_Your goal_
Only an exact retyping of all the entries counts as an answer.

* * * * *

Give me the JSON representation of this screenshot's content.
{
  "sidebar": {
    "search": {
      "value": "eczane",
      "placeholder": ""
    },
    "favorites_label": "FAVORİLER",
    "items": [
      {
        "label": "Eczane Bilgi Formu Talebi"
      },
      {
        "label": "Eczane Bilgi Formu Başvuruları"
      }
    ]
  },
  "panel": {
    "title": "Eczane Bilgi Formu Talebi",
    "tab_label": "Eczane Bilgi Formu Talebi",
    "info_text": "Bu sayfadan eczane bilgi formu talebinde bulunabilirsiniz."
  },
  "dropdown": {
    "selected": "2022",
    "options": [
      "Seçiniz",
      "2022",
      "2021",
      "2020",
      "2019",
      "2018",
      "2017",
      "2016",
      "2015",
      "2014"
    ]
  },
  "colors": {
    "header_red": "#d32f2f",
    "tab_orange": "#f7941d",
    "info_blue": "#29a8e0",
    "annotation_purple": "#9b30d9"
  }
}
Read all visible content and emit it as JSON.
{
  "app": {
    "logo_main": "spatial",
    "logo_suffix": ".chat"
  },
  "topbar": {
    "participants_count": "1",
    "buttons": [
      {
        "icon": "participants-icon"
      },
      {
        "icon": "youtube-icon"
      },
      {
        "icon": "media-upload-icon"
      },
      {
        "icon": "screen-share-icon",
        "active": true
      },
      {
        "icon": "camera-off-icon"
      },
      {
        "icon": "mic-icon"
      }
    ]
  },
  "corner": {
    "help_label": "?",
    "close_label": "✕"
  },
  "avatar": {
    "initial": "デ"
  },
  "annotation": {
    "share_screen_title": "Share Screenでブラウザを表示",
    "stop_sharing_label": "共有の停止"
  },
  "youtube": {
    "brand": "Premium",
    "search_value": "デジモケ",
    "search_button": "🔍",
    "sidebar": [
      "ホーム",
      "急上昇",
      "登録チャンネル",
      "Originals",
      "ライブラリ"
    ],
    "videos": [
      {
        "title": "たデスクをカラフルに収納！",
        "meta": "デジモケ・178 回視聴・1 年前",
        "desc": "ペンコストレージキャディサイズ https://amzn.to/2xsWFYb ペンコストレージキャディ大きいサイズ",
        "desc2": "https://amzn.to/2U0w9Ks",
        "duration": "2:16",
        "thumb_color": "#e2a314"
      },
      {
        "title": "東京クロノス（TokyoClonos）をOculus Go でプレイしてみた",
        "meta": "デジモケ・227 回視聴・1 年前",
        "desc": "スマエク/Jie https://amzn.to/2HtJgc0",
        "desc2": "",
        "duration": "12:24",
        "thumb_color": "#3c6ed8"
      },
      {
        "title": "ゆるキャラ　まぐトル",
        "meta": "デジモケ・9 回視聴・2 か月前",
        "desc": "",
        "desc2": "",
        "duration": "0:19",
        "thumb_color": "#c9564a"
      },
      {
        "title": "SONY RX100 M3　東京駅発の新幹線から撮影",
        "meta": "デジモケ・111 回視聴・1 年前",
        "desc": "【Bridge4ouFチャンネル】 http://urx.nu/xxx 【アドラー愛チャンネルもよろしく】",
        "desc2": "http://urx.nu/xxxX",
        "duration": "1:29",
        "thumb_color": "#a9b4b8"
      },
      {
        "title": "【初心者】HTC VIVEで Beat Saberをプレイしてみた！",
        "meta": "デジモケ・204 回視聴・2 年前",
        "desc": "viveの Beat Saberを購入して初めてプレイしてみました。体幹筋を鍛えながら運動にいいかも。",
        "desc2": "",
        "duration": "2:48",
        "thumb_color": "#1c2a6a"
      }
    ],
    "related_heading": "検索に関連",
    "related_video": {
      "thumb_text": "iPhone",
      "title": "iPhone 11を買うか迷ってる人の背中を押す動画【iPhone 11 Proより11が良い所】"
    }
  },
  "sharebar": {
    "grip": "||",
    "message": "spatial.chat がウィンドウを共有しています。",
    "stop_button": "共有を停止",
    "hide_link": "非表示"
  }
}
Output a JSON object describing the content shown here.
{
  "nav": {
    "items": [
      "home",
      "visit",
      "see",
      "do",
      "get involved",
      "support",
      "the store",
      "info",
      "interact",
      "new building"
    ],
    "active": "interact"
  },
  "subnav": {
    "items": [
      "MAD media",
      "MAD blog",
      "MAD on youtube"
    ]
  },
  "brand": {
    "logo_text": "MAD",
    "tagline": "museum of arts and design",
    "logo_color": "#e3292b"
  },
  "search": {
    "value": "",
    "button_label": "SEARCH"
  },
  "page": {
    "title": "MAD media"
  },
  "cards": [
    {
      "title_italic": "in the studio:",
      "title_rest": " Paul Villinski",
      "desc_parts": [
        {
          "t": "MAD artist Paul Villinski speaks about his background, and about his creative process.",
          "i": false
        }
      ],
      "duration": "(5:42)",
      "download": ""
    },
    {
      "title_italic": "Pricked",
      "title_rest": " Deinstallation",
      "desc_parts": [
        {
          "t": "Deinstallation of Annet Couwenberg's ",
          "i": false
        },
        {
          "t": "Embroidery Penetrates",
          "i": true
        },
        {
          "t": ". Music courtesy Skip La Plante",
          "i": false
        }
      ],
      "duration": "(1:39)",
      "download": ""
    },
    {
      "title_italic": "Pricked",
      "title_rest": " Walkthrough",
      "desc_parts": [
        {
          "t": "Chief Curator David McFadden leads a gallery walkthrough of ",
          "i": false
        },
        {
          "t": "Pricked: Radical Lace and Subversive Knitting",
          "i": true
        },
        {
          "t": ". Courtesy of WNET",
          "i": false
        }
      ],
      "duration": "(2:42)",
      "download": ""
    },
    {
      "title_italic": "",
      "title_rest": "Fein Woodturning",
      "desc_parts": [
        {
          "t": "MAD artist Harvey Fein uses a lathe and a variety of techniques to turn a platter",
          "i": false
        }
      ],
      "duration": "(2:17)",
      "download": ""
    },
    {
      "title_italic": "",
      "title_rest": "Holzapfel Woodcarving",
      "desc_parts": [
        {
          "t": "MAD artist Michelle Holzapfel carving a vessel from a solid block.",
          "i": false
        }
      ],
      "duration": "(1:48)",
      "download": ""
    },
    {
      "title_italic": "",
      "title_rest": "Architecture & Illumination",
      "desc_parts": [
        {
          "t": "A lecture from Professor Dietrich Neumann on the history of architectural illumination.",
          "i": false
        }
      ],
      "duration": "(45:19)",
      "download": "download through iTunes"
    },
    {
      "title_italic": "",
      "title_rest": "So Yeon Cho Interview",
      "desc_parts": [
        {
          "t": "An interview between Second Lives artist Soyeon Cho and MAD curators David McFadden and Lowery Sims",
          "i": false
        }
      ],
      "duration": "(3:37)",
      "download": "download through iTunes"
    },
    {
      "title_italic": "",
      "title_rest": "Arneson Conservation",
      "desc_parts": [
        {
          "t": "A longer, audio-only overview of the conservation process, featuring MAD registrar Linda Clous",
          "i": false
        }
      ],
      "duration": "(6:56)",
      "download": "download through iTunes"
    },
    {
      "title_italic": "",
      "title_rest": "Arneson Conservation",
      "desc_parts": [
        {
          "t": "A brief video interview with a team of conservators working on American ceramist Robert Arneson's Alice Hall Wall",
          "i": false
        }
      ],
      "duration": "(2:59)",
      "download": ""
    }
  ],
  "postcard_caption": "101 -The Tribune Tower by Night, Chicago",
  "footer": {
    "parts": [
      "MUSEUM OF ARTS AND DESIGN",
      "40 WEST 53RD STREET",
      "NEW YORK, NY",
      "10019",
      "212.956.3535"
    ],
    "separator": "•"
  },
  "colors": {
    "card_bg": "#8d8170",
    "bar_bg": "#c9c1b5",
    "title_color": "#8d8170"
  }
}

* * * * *

_Reply to the exercise_
Give me the JSON representation of this screenshot's content.
{
  "sidebar": {
    "search": {
      "value": "eczane",
      "placeholder": ""
    },
    "favorites_label": "FAVORİLER",
    "items": [
      {
        "label": "Eczane Bilgi Formu Talebi"
      },
      {
        "label": "Eczane Bilgi Formu Başvuruları"
      }
    ]
  },
  "panel": {
    "title": "Eczane Bilgi Formu Talebi",
    "tab_label": "Eczane Bilgi Formu Talebi",
    "info_text": "Bu sayfadan eczane bilgi formu talebinde bulunabilirsiniz."
  },
  "dropdown": {
    "selected": "2022",
    "options": [
      "Seçiniz",
      "2022",
      "2021",
      "2020",
      "2019",
      "2018",
      "2017",
      "2016",
      "2015",
      "2014"
    ]
  },
  "colors": {
    "header_red": "#d32f2f",
    "tab_orange": "#f7941d",
    "info_blue": "#29a8e0",
    "annotation_purple": "#9b30d9"
  }
}
Read all visible content and emit it as JSON.
{
  "app": {
    "logo_main": "spatial",
    "logo_suffix": ".chat"
  },
  "topbar": {
    "participants_count": "1",
    "buttons": [
      {
        "icon": "participants-icon"
      },
      {
        "icon": "youtube-icon"
      },
      {
        "icon": "media-upload-icon"
      },
      {
        "icon": "screen-share-icon",
        "active": true
      },
      {
        "icon": "camera-off-icon"
      },
      {
        "icon": "mic-icon"
      }
    ]
  },
  "corner": {
    "help_label": "?",
    "close_label": "✕"
  },
  "avatar": {
    "initial": "デ"
  },
  "annotation": {
    "share_screen_title": "Share Screenでブラウザを表示",
    "stop_sharing_label": "共有の停止"
  },
  "youtube": {
    "brand": "Premium",
    "search_value": "デジモケ",
    "search_button": "🔍",
    "sidebar": [
      "ホーム",
      "急上昇",
      "登録チャンネル",
      "Originals",
      "ライブラリ"
    ],
    "videos": [
      {
        "title": "たデスクをカラフルに収納！",
        "meta": "デジモケ・178 回視聴・1 年前",
        "desc": "ペンコストレージキャディサイズ https://amzn.to/2xsWFYb ペンコストレージキャディ大きいサイズ",
        "desc2": "https://amzn.to/2U0w9Ks",
        "duration": "2:16",
        "thumb_color": "#e2a314"
      },
      {
        "title": "東京クロノス（TokyoClonos）をOculus Go でプレイしてみた",
        "meta": "デジモケ・227 回視聴・1 年前",
        "desc": "スマエク/Jie https://amzn.to/2HtJgc0",
        "desc2": "",
        "duration": "12:24",
        "thumb_color": "#3c6ed8"
      },
      {
        "title": "ゆるキャラ　まぐトル",
        "meta": "デジモケ・9 回視聴・2 か月前",
        "desc": "",
        "desc2": "",
        "duration": "0:19",
        "thumb_color": "#c9564a"
      },
      {
        "title": "SONY RX100 M3　東京駅発の新幹線から撮影",
        "meta": "デジモケ・111 回視聴・1 年前",
        "desc": "【Bridge4ouFチャンネル】 http://urx.nu/xxx 【アドラー愛チャンネルもよろしく】",
        "desc2": "http://urx.nu/xxxX",
        "duration": "1:29",
        "thumb_color": "#a9b4b8"
      },
      {
        "title": "【初心者】HTC VIVEで Beat Saberをプレイしてみた！",
        "meta": "デジモケ・204 回視聴・2 年前",
        "desc": "viveの Beat Saberを購入して初めてプレイしてみました。体幹筋を鍛えながら運動にいいかも。",
        "desc2": "",
        "duration": "2:48",
        "thumb_color": "#1c2a6a"
      }
    ],
    "related_heading": "検索に関連",
    "related_video": {
      "thumb_text": "iPhone",
      "title": "iPhone 11を買うか迷ってる人の背中を押す動画【iPhone 11 Proより11が良い所】"
    }
  },
  "sharebar": {
    "grip": "||",
    "message": "spatial.chat がウィンドウを共有しています。",
    "stop_button": "共有を停止",
    "hide_link": "非表示"
  }
}
Output a JSON object describing the content shown here.
{
  "nav": {
    "items": [
      "home",
      "visit",
      "see",
      "do",
      "get involved",
      "support",
      "the store",
      "info",
      "interact",
      "new building"
    ],
    "active": "interact"
  },
  "subnav": {
    "items": [
      "MAD media",
      "MAD blog",
      "MAD on youtube"
    ]
  },
  "brand": {
    "logo_text": "MAD",
    "tagline": "museum of arts and design",
    "logo_color": "#e3292b"
  },
  "search": {
    "value": "",
    "button_label": "SEARCH"
  },
  "page": {
    "title": "MAD media"
  },
  "cards": [
    {
      "title_italic": "in the studio:",
      "title_rest": " Paul Villinski",
      "desc_parts": [
        {
          "t": "MAD artist Paul Villinski speaks about his background, and about his creative process.",
          "i": false
        }
      ],
      "duration": "(5:42)",
      "download": ""
    },
    {
      "title_italic": "Pricked",
      "title_rest": " Deinstallation",
      "desc_parts": [
        {
          "t": "Deinstallation of Annet Couwenberg's ",
          "i": false
        },
        {
          "t": "Embroidery Penetrates",
          "i": true
        },
        {
          "t": ". Music courtesy Skip La Plante",
          "i": false
        }
      ],
      "duration": "(1:39)",
      "download": ""
    },
    {
      "title_italic": "Pricked",
      "title_rest": " Walkthrough",
      "desc_parts": [
        {
          "t": "Chief Curator David McFadden leads a gallery walkthrough of ",
          "i": false
        },
        {
          "t": "Pricked: Radical Lace and Subversive Knitting",
          "i": true
        },
        {
          "t": ". Courtesy of WNET",
          "i": false
        }
      ],
      "duration": "(2:42)",
      "download": ""
    },
    {
      "title_italic": "",
      "title_rest": "Fein Woodturning",
      "desc_parts": [
        {
          "t": "MAD artist Harvey Fein uses a lathe and a variety of techniques to turn a platter",
          "i": false
        }
      ],
      "duration": "(2:17)",
      "download": ""
    },
    {
      "title_italic": "",
      "title_rest": "Holzapfel Woodcarving",
      "desc_parts": [
        {
          "t": "MAD artist Michelle Holzapfel carving a vessel from a solid block.",
          "i": false
        }
      ],
      "duration": "(1:48)",
      "download": ""
    },
    {
      "title_italic": "",
      "title_rest": "Architecture & Illumination",
      "desc_parts": [
        {
          "t": "A lecture from Professor Dietrich Neumann on the history of architectural illumination.",
          "i": false
        }
      ],
      "duration": "(45:19)",
      "download": "download through iTunes"
    },
    {
      "title_italic": "",
      "title_rest": "So Yeon Cho Interview",
      "desc_parts": [
        {
          "t": "An interview between Second Lives artist Soyeon Cho and MAD curators David McFadden and Lowery Sims",
          "i": false
        }
      ],
      "duration": "(3:37)",
      "download": "download through iTunes"
    },
    {
      "title_italic": "",
      "title_rest": "Arneson Conservation",
      "desc_parts": [
        {
          "t": "A longer, audio-only overview of the conservation process, featuring MAD registrar Linda Clous",
          "i": false
        }
      ],
      "duration": "(6:56)",
      "download": "download through iTunes"
    },
    {
      "title_italic": "",
      "title_rest": "Arneson Conservation",
      "desc_parts": [
        {
          "t": "A brief video interview with a team of conservators working on American ceramist Robert Arneson's Alice Hall Wall",
          "i": false
        }
      ],
      "duration": "(2:59)",
      "download": ""
    }
  ],
  "postcard_caption": "101 -The Tribune Tower by Night, Chicago",
  "footer": {
    "parts": [
      "MUSEUM OF ARTS AND DESIGN",
      "40 WEST 53RD STREET",
      "NEW YORK, NY",
      "10019",
      "212.956.3535"
    ],
    "separator": "•"
  },
  "colors": {
    "card_bg": "#8d8170",
    "bar_bg": "#c9c1b5",
    "title_color": "#8d8170"
  }
}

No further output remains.